Six medical volunteers have been hospitalized—including one who has been declared brain dead—after taking part in a botched drug test at a clinic in western France, the Health Ministry said Friday.
The prosecutor’s office has opened an investigation into what the ministry called a “serious accident during a clinical test” at the Biotrial laboratory in Rennes. Biotrial’s CEO, Jean-Marc Gandon, was joining Health Minister Marisol Touraine at a news conference later Friday. The minister went to Rennes after ordering the investigation into how Biotrial conducts its clinical tests.
It’s rare for volunteers to fall seriously ill when testing new drugs. Researchers generally start with the lowest possible dose for humans after extensive drugtests in animals.
The French ministry statement said those who fell ill had taken an oral medication in the first phase of testing, which was studying safe usage, tolerance and other measures on healthy volunteers. It was not immediately clear whether the six were among a larger group of volunteers involved in the tests or what dose they had been given. The statement did not name the type of medication being tested.
Health care lawyer Philippe Courtois, speaking on i-Tele, called the botched drug test “a health care accident without precedence in France.”
Biotrial, with headquarters in Rennes and offices in London and Newark, New Jersey, says on its website it has over 25 years of experience in clinical trials and uses “state-of-the-art facilities.” In France, adults volunteering for Biotrial tests can earn between 100 euros and 4,500 euros ($110 to $4,922).
In 2006, Britain saw a similar incident, when six previously healthy men were treated for organ failure only hours after being given an experimental drugtargeting the immune system.

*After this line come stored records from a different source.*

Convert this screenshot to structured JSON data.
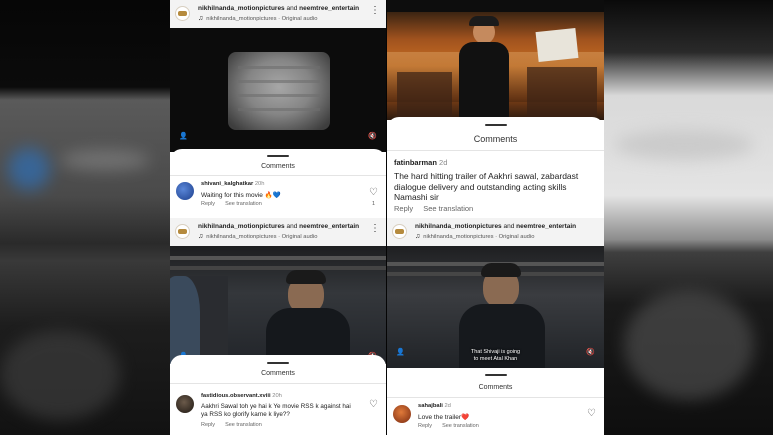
{
  "reels": {
    "top_left": {
      "header": {
        "author1": "nikhilnanda_motionpictures",
        "joiner": "and",
        "author2": "neemtree_entertain",
        "audio": "nikhilnanda_motionpictures · Original audio"
      },
      "comments_title": "Comments",
      "comment": {
        "user": "shivani_kalghatkar",
        "time": "20h",
        "text": "Waiting for this movie ",
        "emoji1": "🔥",
        "emoji2": "💙",
        "reply": "Reply",
        "see_translation": "See translation",
        "likes": "1"
      }
    },
    "top_right": {
      "comments_title": "Comments",
      "comment": {
        "user": "fatinbarman",
        "time": "2d",
        "text": "The hard hitting trailer of Aakhri sawal, zabardast dialogue delivery and outstanding acting skills Namashi sir",
        "reply": "Reply",
        "see_translation": "See translation"
      }
    },
    "bottom_left": {
      "header": {
        "author1": "nikhilnanda_motionpictures",
        "joiner": "and",
        "author2": "neemtree_entertain",
        "audio": "nikhilnanda_motionpictures · Original audio"
      },
      "comments_title": "Comments",
      "comment": {
        "user": "fastidious.observant.xviii",
        "time": "20h",
        "text": "Aakhri Sawal toh ye hai k Ye movie RSS k against hai ya RSS ko glorify karne k liye??",
        "reply": "Reply",
        "see_translation": "See translation"
      }
    },
    "bottom_right": {
      "header": {
        "author1": "nikhilnanda_motionpictures",
        "joiner": "and",
        "author2": "neemtree_entertain",
        "audio": "nikhilnanda_motionpictures · Original audio"
      },
      "subtitle_line1": "That Shivaji is going",
      "subtitle_line2": "to meet Atal Khan",
      "comments_title": "Comments",
      "comment": {
        "user": "sahajbali",
        "time": "2d",
        "text": "Love the trailer",
        "emoji": "❤️",
        "reply": "Reply",
        "see_translation": "See translation"
      }
    }
  },
  "colors": {
    "accent_text": "#222222",
    "muted_text": "#666666",
    "sheet_bg": "#ffffff"
  },
  "icons": [
    "music-note-icon",
    "more-options-icon",
    "heart-icon",
    "mute-icon",
    "person-icon"
  ]
}
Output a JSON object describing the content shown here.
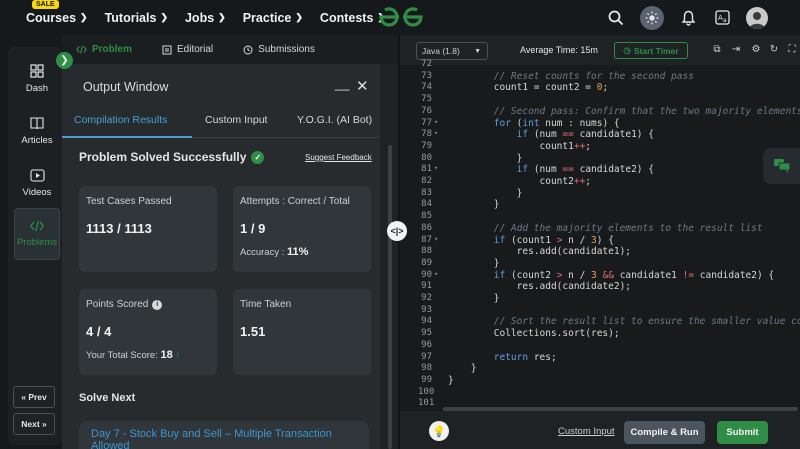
{
  "nav": {
    "sale_badge": "SALE",
    "items": [
      {
        "label": "Courses"
      },
      {
        "label": "Tutorials"
      },
      {
        "label": "Jobs"
      },
      {
        "label": "Practice"
      },
      {
        "label": "Contests"
      }
    ],
    "icons": [
      "search-icon",
      "theme-toggle-icon",
      "bell-icon",
      "translate-icon",
      "avatar"
    ]
  },
  "rail": {
    "items": [
      {
        "label": "Dash",
        "icon": "dashboard-icon"
      },
      {
        "label": "Articles",
        "icon": "book-icon"
      },
      {
        "label": "Videos",
        "icon": "play-icon"
      },
      {
        "label": "Problems",
        "icon": "code-icon",
        "active": true
      }
    ],
    "prev_label": "« Prev",
    "next_label": "Next »"
  },
  "problem_tabs": [
    {
      "label": "Problem",
      "icon": "code-icon",
      "active": true
    },
    {
      "label": "Editorial",
      "icon": "editorial-icon"
    },
    {
      "label": "Submissions",
      "icon": "clock-icon"
    }
  ],
  "output": {
    "title": "Output Window",
    "tabs": [
      "Compilation Results",
      "Custom Input",
      "Y.O.G.I. (AI Bot)"
    ],
    "status": "Problem Solved Successfully",
    "suggest_feedback": "Suggest Feedback",
    "cards": {
      "test_cases_label": "Test Cases Passed",
      "test_cases_value": "1113 / 1113",
      "attempts_label": "Attempts : Correct / Total",
      "attempts_value": "1 / 9",
      "accuracy_label": "Accuracy :",
      "accuracy_value": "11%",
      "points_label": "Points Scored",
      "points_value": "4 / 4",
      "total_score_label": "Your Total Score:",
      "total_score_value": "18",
      "time_label": "Time Taken",
      "time_value": "1.51"
    },
    "solve_next": "Solve Next",
    "next_problem": "Day 7 - Stock Buy and Sell – Multiple Transaction Allowed"
  },
  "editor": {
    "language": "Java (1.8)",
    "average_time": "Average Time: 15m",
    "start_timer": "Start Timer",
    "lines": [
      {
        "n": "72",
        "text": ""
      },
      {
        "n": "73",
        "text": "        // Reset counts for the second pass",
        "kind": "comment"
      },
      {
        "n": "74",
        "text": "        count1 = count2 = 0;"
      },
      {
        "n": "75",
        "text": ""
      },
      {
        "n": "76",
        "text": "        // Second pass: Confirm that the two majority elements",
        "kind": "comment"
      },
      {
        "n": "77",
        "text": "        for (int num : nums) {",
        "fold": true
      },
      {
        "n": "78",
        "text": "            if (num == candidate1) {",
        "fold": true
      },
      {
        "n": "79",
        "text": "                count1++;"
      },
      {
        "n": "80",
        "text": "            }"
      },
      {
        "n": "81",
        "text": "            if (num == candidate2) {",
        "fold": true
      },
      {
        "n": "82",
        "text": "                count2++;"
      },
      {
        "n": "83",
        "text": "            }"
      },
      {
        "n": "84",
        "text": "        }"
      },
      {
        "n": "85",
        "text": ""
      },
      {
        "n": "86",
        "text": "        // Add the majority elements to the result list",
        "kind": "comment"
      },
      {
        "n": "87",
        "text": "        if (count1 > n / 3) {",
        "fold": true
      },
      {
        "n": "88",
        "text": "            res.add(candidate1);"
      },
      {
        "n": "89",
        "text": "        }"
      },
      {
        "n": "90",
        "text": "        if (count2 > n / 3 && candidate1 != candidate2) {",
        "fold": true
      },
      {
        "n": "91",
        "text": "            res.add(candidate2);"
      },
      {
        "n": "92",
        "text": "        }"
      },
      {
        "n": "93",
        "text": ""
      },
      {
        "n": "94",
        "text": "        // Sort the result list to ensure the smaller value co",
        "kind": "comment"
      },
      {
        "n": "95",
        "text": "        Collections.sort(res);"
      },
      {
        "n": "96",
        "text": ""
      },
      {
        "n": "97",
        "text": "        return res;"
      },
      {
        "n": "98",
        "text": "    }"
      },
      {
        "n": "99",
        "text": "}"
      },
      {
        "n": "100",
        "text": ""
      },
      {
        "n": "101",
        "text": ""
      }
    ],
    "custom_input": "Custom Input",
    "compile_run": "Compile & Run",
    "submit": "Submit"
  },
  "colors": {
    "accent_green": "#2f8d46",
    "link_blue": "#4b9fd6"
  }
}
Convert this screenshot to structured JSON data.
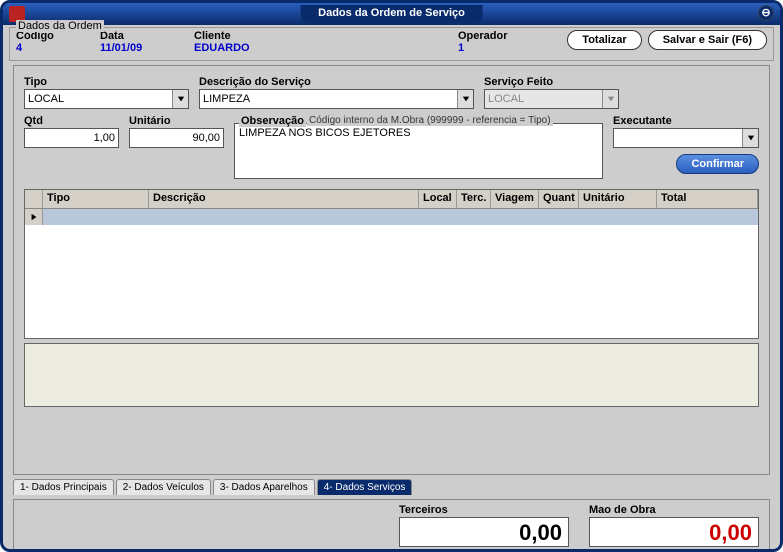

That prompted a review of procedures and resulted in the U.K. regulatory agency imposing new testing standards, including recommendations to use the lowest possible dose and to test new drugs only in one person at a time.
The six men in Britain now apparently have a higher risk of cancer and autoimmune diseases tied to their exposure to the experimental drug.
Dr. Ben Whalley, a neuropharmacology professor at Britain’s University of Reading, said standardized regulations for clinical trials are “largely the same” throughout Europe.
“However, like any safeguard, these minimize risk rather than abolish it,” Whalley said in a statement. “There is an inherent risk in exposing people to any new compound.”
Filed Under: Drug Discovery